Why did you decide to volunteer abroad with GVN in Ghana?
Matthew: GVN came highly recommended by another volunteer agency that I had some contact with. Their website was inviting and engaging. It answered many of my questions and helped me narrow my choices down. I wanted to go to Africa and teach -- through their website, Ghana became a suitable match for me.
Ten years from now, what’s the one thing you think you’ll remember from the trip?
Matthew: 10 years from now? Well, there are certain "legacies" I helped create during my tenure. One is a toilet facility that they installed a plaque on. How many people can say that they have building with their name on it -- especially a series of 12 toilets! On a serious note, as a pulpit rabbi, the connection I made with the headmaster/Pastor in PramPram Ghana will be the most sustainable. He is coming to the USA in 2014 as a guest of the congregation. Our synagogue will continue to send materials to the BethEl school. I hope that in 10 years, that relationship will thrive!
What's something interesting about Ghana that the average person doesn't know?
Matthew: Ghana is a highly developed African country.

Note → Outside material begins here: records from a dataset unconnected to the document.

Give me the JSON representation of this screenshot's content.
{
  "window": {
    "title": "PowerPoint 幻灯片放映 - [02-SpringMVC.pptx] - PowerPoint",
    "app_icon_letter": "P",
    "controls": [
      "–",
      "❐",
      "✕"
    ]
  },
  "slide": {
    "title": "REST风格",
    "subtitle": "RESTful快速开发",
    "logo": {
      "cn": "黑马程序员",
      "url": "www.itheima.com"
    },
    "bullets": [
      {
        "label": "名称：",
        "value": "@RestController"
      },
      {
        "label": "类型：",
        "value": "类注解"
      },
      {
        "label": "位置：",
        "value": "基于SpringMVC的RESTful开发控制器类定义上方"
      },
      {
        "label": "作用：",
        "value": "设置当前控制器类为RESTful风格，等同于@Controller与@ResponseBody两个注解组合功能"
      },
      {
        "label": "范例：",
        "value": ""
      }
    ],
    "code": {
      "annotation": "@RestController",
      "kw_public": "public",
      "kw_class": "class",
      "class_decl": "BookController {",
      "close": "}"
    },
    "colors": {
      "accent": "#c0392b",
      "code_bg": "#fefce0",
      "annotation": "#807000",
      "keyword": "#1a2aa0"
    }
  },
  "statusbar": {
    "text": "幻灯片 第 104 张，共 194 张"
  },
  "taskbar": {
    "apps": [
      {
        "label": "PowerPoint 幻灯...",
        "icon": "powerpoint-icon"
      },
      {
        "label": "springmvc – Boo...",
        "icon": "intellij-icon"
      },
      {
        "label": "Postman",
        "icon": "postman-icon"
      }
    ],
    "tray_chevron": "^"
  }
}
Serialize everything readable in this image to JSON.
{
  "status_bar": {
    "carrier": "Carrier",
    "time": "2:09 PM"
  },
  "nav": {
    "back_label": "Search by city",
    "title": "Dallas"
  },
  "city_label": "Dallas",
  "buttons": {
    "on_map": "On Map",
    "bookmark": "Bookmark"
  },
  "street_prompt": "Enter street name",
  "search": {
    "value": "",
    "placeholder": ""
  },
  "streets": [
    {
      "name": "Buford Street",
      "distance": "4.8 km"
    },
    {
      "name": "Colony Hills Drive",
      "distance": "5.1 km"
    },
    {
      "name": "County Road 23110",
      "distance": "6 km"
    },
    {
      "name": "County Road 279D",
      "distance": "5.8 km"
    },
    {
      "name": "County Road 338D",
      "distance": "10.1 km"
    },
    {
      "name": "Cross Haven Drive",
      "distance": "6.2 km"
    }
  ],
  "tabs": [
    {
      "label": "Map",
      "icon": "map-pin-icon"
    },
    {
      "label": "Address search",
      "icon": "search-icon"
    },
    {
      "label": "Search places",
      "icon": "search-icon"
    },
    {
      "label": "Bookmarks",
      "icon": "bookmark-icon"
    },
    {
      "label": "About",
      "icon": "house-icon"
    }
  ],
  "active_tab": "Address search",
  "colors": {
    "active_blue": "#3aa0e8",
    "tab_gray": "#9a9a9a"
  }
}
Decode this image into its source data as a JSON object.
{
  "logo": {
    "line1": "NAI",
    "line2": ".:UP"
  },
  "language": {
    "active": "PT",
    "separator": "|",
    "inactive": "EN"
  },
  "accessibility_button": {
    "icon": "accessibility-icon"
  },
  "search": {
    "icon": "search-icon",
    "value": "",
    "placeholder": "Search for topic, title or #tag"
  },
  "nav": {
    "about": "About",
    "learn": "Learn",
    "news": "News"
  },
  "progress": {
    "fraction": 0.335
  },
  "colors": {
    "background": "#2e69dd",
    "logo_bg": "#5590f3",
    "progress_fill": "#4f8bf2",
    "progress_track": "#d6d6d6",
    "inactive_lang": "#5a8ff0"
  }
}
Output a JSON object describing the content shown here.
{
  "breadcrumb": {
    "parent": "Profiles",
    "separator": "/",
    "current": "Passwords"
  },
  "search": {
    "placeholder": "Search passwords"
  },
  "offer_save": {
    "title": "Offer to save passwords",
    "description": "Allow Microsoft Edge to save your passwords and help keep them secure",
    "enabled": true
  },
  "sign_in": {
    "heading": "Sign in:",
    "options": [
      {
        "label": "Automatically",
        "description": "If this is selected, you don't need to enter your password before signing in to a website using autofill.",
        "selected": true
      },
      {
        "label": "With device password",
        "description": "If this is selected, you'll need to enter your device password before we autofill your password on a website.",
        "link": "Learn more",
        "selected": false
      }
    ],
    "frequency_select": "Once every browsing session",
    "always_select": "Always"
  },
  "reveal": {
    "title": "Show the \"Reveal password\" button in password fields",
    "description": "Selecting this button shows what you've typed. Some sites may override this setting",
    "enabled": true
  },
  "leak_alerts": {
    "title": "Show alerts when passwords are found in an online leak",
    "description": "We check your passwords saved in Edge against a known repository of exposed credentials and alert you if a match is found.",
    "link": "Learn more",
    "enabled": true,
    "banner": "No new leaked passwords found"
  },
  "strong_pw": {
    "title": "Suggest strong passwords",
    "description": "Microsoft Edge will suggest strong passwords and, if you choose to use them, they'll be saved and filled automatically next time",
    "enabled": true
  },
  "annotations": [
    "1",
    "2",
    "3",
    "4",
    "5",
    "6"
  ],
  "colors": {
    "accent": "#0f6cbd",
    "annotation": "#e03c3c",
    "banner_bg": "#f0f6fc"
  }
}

In the capital of Accra, one can find a western flair. In the rural areas, you find people who are gracious and welcoming as well as incredibly proud. While this trip was eye opening, what I found there was joy -- pride in a simple life and an embrace for who I am, not what I brought with me... Also, West African cuisine was down-right awesome. I love Banku and Fufu!
Where would you most like to travel to next?
Matthew: I want to go back to Ghana, but this time with my family. I want my wife and 3 children to experience the majesty of the country. Since one of my children aspires to teach, these experiences would be ideal. Another one of my children is involved with occupational therapy, and his skills are so very much needed there. My 3rd child is my 15 year old daughter, and I would like her to see the ability to engage life without a sense of materialism as she contributes to making a better world. Now, I went to Ghana for my 50th birthday, so perhaps Vietnam for my 60th?
How has this experience impacted your future? (Personally, professionally, etc)
Matthew: As a pulpit rabbi, I talk the talk about living by religious values. While in Ghana, I was able to apply those values into reality. What I discovered was a wholeness to my soul that was lost over the years of doing my job, not living by my values. I have become an advocate for many African causes because those voices that advocate are rare and far between in North America. I can't dance any African dances, but I am learning to cook some African dishes, as well as reading up on my African history and culture (which were highly overlooked throughout my education).